Trex RainEscape Alternative: Dry Deck Options
If you’re building a new deck onto your home, you may wonder what to do with the space below it. Without good planning, you’ll waste an opportunity to create a functional, even beautiful outdoor living space beneath your elevated deck. By creating a waterproof seal for your decking boards, you can install soffit lights, ceiling fans, an outdoor kitchen, a waterproof entertainment system, comfortable seating, and much more.
How can you create something lovely and avoid a murky, muddy pit beneath your deck after rain and snowmelt? There are several dry deck options to consider. Take a look!
One of Deck Membranes and Downspouts
One of your best options for a dry space under your deck is an under-deck drainage system. A quality system of troughs and downspouts will:
- Keep the area below your second-story deck dry and free from the elements
- Protect the substructure of your deck from moisture that can lead to rot and decay
- Help to hold the deck screws in place longer
While you can build your own under-deck drainage apparatus, the easiest — and guaranteed — approach is to choose a complete system. There are two options: above or below the deck joists drainage systems. Making the right choice can mean the difference between having the wood rot on your joists in just a few years or protecting the wooden substructure. Watch how damaging an under-joist system can be in this video.
Here are three reasons to be wary of a below-joist drainage system:
- A below-joist system allows the wood to get wet over and over again as rain drips through the deck boards, over the joists, and into the drainage system below. The water hits the pan and runs out, but not before drenching the joists.

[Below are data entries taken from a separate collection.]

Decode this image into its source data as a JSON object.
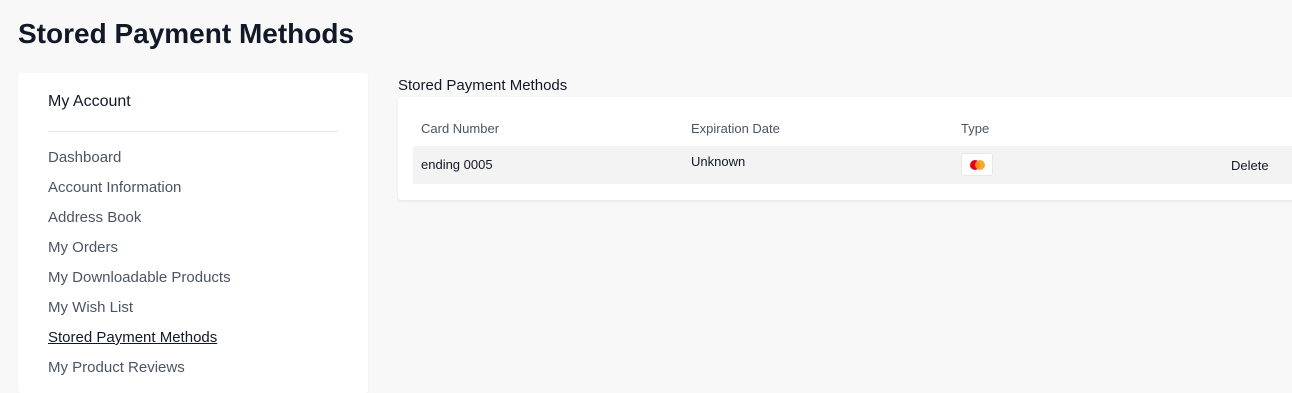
{
  "page": {
    "title": "Stored Payment Methods"
  },
  "sidebar": {
    "title": "My Account",
    "items": [
      {
        "label": "Dashboard"
      },
      {
        "label": "Account Information"
      },
      {
        "label": "Address Book"
      },
      {
        "label": "My Orders"
      },
      {
        "label": "My Downloadable Products"
      },
      {
        "label": "My Wish List"
      },
      {
        "label": "Stored Payment Methods",
        "active": true
      },
      {
        "label": "My Product Reviews"
      }
    ]
  },
  "main": {
    "section_title": "Stored Payment Methods",
    "table": {
      "headers": {
        "card_number": "Card Number",
        "expiration_date": "Expiration Date",
        "type": "Type"
      },
      "rows": [
        {
          "card_number": "ending 0005",
          "expiration_date": "Unknown",
          "type_icon": "mastercard-icon",
          "action": "Delete"
        }
      ]
    }
  },
  "colors": {
    "mastercard_red": "#eb001b",
    "mastercard_orange": "#f79e1b"
  }
}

- Next, this type of system can trap moisture. If installing a ceiling beneath the decking, there’s no air coming in to dry out the wood. The only ventilation is through the quarter-inch or less spaces between the top boards.
- Finally, in the hot months of summer, high temperatures can cook trapped, wet wood and accelerates the rotting.

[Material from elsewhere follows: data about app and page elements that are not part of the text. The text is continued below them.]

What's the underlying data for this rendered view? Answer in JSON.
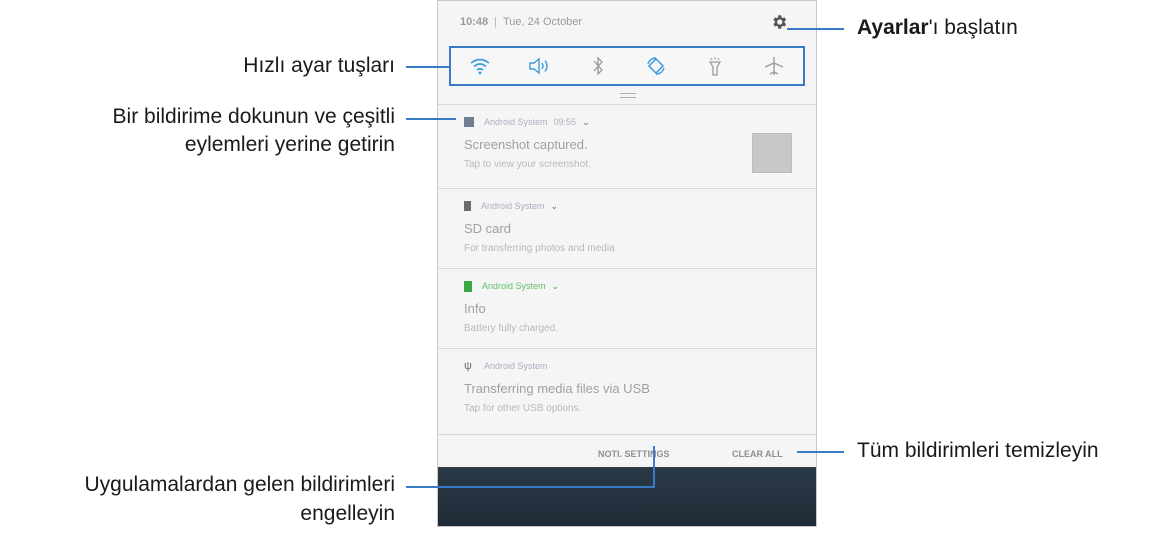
{
  "status_bar": {
    "time": "10:48",
    "date": "Tue, 24 October"
  },
  "quick_settings": [
    {
      "name": "wifi",
      "color": "#3b9be0"
    },
    {
      "name": "sound",
      "color": "#3b9be0"
    },
    {
      "name": "bluetooth",
      "color": "#9a9a9a"
    },
    {
      "name": "auto-rotate",
      "color": "#3b9be0"
    },
    {
      "name": "flashlight",
      "color": "#9a9a9a"
    },
    {
      "name": "airplane-mode",
      "color": "#9a9a9a"
    }
  ],
  "notifications": [
    {
      "app": "Android System",
      "time": "09:55",
      "title": "Screenshot captured.",
      "subtitle": "Tap to view your screenshot.",
      "icon": "image-icon"
    },
    {
      "app": "Android System",
      "time": "",
      "title": "SD card",
      "subtitle": "For transferring photos and media",
      "icon": "sd-card-icon"
    },
    {
      "app": "Android System",
      "time": "",
      "title": "Info",
      "subtitle": "Battery fully charged.",
      "icon": "battery-icon",
      "accent": "#3aa845"
    },
    {
      "app": "Android System",
      "time": "",
      "title": "Transferring media files via USB",
      "subtitle": "Tap for other USB options.",
      "icon": "usb-icon"
    }
  ],
  "bottom_bar": {
    "notif_settings": "NOTI. SETTINGS",
    "clear_all": "CLEAR ALL"
  },
  "callouts": {
    "settings_bold": "Ayarlar",
    "settings_rest": "'ı başlatın",
    "quick_settings": "Hızlı ayar tuşları",
    "tap_notification_line1": "Bir bildirime dokunun ve çeşitli",
    "tap_notification_line2": "eylemleri yerine getirin",
    "clear_all": "Tüm bildirimleri temizleyin",
    "block_line1": "Uygulamalardan gelen bildirimleri",
    "block_line2": "engelleyin"
  },
  "colors": {
    "callout": "#3a78c8",
    "accent_blue": "#3b9be0",
    "green": "#3aa845"
  }
}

On the other hand, an above-the-joist system such as the Trex RainEscape deck drainage system will provide 100% protection of all the joists and beams from moisture penetration. This type of system also helps to hold the screws and fasteners in place longer.

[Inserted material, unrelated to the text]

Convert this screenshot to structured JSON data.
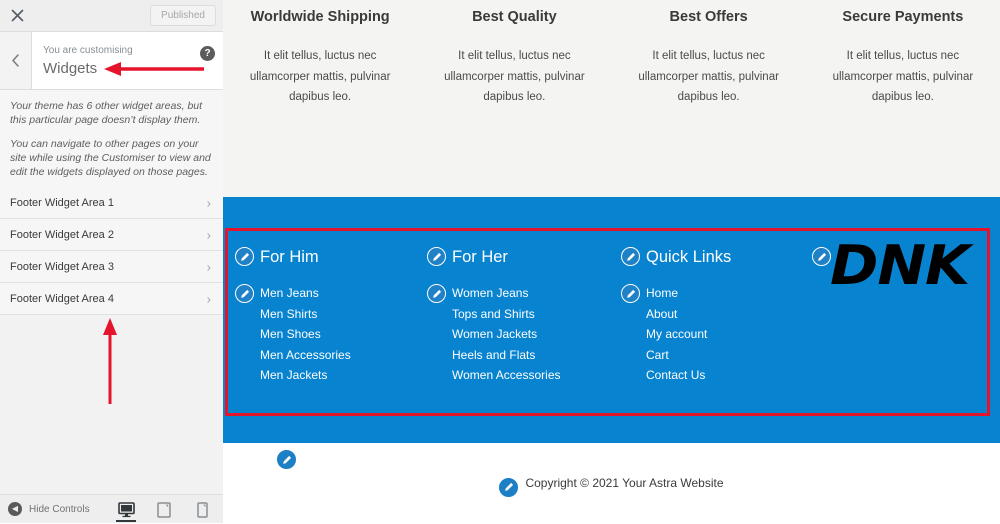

There are other drainage systems on the market. The following chart details your choices:
Be sure to choose a deck drainage system that is simple to install, especially if this a project you are going to DIY. Check out this video on installation from the Home Depot. You’ll see you should need just a few simple tools such as a utility knife and staple gun.
What much will a drainage system cost? Up to $8 retail per square foot. However, you can get a high-quality product on the market for about half that cost. Once you find the product that meets all of your criteria, look at the price per square foot to find one that offers the best quality and value for the dollar without busting your budget.
Other considerations: check out the materials, which may be HDPE, PVC, vinyl, or EPDM. Trex RainEscape troughs and Trex RainEscape downspouts are made of HDPE (High-Density Polyethylene), which is affordable and high-quality. Additionally, look closely at the warranty.
One alternative to Trex RainEscape is to install an under-deck system or to add guttering beneath the decking boards to draw away the water. Sometimes called deck roofs or roofing, such systems use corrugated plastic or aluminum panels to catch the water that drains through decking material and channel it away from the area below.
Unfortunately, these systems all allow water to drip through the deck boards, over the wooden joists, and into the gutters below. As discussed above, any under-joist system will cause your wood to rot over time.
Waterproofing Decking Flanges
Another dry deck option is to use waterproofing decking flanges in the spacing between your deck boards. These might be installed between the boards during construction — some are made to fit in the grooves of composite decking boards. Other flanges are hammered in between the boards of an existing deck.
The idea is to seal the spaces and keep rain from dripping through the boards. However, they can be hard to install, difficult to clean and maintain, and potentially leaky. Often homeowners need to caulk or use butyl tape to waterproof seams and other areas that still allow water through. Further, without the right slant, the flanges won’t allow your deck boards to drain.
Once you’ve considered all of your options for creating a dry space under your second-story deck, go for it. Dream up all of the ways you can use this bonus space, from entertaining to eating to relaxing. You might even create enclosed deck storage space. The choice is yours — make it your own!